A little while ago I overheard someone talking about the 200 friends who turned up to his recent birthday party. 200. I am not sure I even know 200 people. I wonder how many ‘FaceBook friends’ he has? Probably thousands. I have 26. And some of those are friends-of-friends. Now, if I could ‘Acquaintance’ people my numbers would undoubtedly soar . . .
I am not a very social animal. I have never felt the need to constantly surround myself with people (even online) and am happiest maintaining only a small group of good friends who know me well enough to not be continually offended by my propensity for spending most of my leisure time alone. Although my close friends may be few, a recent odd encounter in the supermarket suddenly brought home to me the fact that over the years (and almost in spite of myself) I have actually managed to amass quite a large circle of acquaintances.
These acquaintances range through various levels. First there are the ‘nodding’ acquaintances—people I see almost every single day, and have done so since I moved to the area. We nod, we smile, we occasionally say hello—but I don’t know any of their names. (Nor do they know mine, although they might think they do. I am ‘Sue’ to one old fellow and ‘Sandy’ to another.)
This group includes people like ‘the sock guy’ (he always wears all black, except for wildly fluorescent coloured socks—this morning they were canary-yellow) . . . or the ‘lady with the hair’ (rain, hail or shine when out walking this woman always has a perfectly made up face and her hair immaculately done up in a French pleat topped off with a massive silk flower) . . . or the ‘grumpy old sod’ (need I say more?) And I imagine if they were ever to have to refer to me I would probably just be ‘the lady with the three scatty little dogs’ . . .
Then there are those people I bump into on a semi-regular basis and whose names I actually know. People I stop and chat with when we meet—like my neighbours in the street where I live . . . or regular students who come in and out of the college . . . or Pat and Frank who live around the corner . . . Jo, Mary and Bob who I often see at the movies . . . or Di, who used to be ‘the lady in the flowery hat’ until we finally got around to formally introducing ourselves a couple of weeks ago . . .
And, of course, there are all our ‘doggie’ acquaintances, who are many and varied.
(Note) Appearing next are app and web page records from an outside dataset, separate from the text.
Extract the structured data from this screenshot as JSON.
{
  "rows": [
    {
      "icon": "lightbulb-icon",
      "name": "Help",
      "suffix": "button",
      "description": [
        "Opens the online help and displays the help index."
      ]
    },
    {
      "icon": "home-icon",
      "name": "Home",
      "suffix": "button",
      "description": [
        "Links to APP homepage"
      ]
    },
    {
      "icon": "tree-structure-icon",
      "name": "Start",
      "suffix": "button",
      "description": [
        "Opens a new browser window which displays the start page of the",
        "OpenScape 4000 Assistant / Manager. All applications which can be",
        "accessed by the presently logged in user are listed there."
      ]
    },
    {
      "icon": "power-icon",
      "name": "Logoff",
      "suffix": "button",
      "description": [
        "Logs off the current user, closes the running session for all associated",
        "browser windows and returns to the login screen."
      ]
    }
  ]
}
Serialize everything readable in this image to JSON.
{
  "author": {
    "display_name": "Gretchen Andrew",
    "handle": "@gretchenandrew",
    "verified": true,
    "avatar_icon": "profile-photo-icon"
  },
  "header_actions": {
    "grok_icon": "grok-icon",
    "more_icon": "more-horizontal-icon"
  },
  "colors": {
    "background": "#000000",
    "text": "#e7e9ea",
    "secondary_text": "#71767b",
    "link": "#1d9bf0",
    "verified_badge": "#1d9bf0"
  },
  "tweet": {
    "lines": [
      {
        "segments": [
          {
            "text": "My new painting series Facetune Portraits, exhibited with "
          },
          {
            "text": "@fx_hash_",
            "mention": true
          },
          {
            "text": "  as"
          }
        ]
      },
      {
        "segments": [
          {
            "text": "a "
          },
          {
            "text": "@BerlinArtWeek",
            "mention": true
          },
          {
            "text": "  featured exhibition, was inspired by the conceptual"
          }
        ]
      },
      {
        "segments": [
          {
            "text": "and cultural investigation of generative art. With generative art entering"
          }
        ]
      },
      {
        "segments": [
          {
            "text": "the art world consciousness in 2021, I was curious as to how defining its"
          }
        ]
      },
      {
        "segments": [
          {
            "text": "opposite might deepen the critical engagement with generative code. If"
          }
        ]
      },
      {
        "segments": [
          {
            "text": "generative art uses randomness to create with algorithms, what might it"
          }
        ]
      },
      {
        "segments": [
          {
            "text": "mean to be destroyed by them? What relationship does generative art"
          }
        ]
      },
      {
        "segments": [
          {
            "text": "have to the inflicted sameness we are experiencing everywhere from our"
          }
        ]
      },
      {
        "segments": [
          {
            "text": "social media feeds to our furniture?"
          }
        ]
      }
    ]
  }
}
Old Harry and his tiny dachsund Rosie (she is half the size of my girls, and always manages to emanate an air of supreme indifference every time we meet). Harry and I met years ago, started chatting and have continued to go on slow rambling wanders around the park with our dogs ever since. (And, to again prove that this is a very small town, in conversation we discovered that I now live in what was once Harry’s brother’s house.)
Paul and his dog Zoe and I met very early one summer morning when we rescued a young Tawny Frogmouth which had been injured in a storm the night before. (In truth Paul rescued the bird while I kept all the dogs from trying to eat it.) Then there’s Sue and her boy Caesar-the-German-Shepherd, whose feet are bigger than Mabel’s head and whose booming ‘woof’ is loud enough to blow Maudie’s ears back from across the street. Merv, Narla and Ty. Bill and Jessie. Phil and Rosie—and too many more to mention here . . .
And, going back to that odd encounter in the supermarket, it appears I even have acquaintances I didn’t know I had. I had gone into the supermarket to pick up a few things and was stopped by a woman who, smiling brightly, proceeded to tell me all about the fabulous cruise she had just been on. We had a really nice chat. Lovely—except for the fact I had no idea who she was. (‘Who IS this person? Do I know her? Should I know her?’) I was at a complete loss. (Did she think I was someone else perhaps?) I racked my brains. Nope. Nothing. We carried on chatting for a good ten minutes and she then went on her way, still smiling, and hopefully, none the wiser that I really had no idea who I was talking to . . .
Although somewhat bemused by the incident it did make me stop and think about all the people in and around my life. (Perhaps I really do know 200 people after all.) Although I cannot claim to know many of these myriad acquaintances well (or even at all it seems in some cases) I do now realise that every one of them, no matter how ephemeral, has value to me. They are part of the fabric that holds my day-to-day life together and my life would be a sadder and lonelier place without them. For that alone I think perhaps they deserve more of my attention and consideration.
I’m going to work on that . . .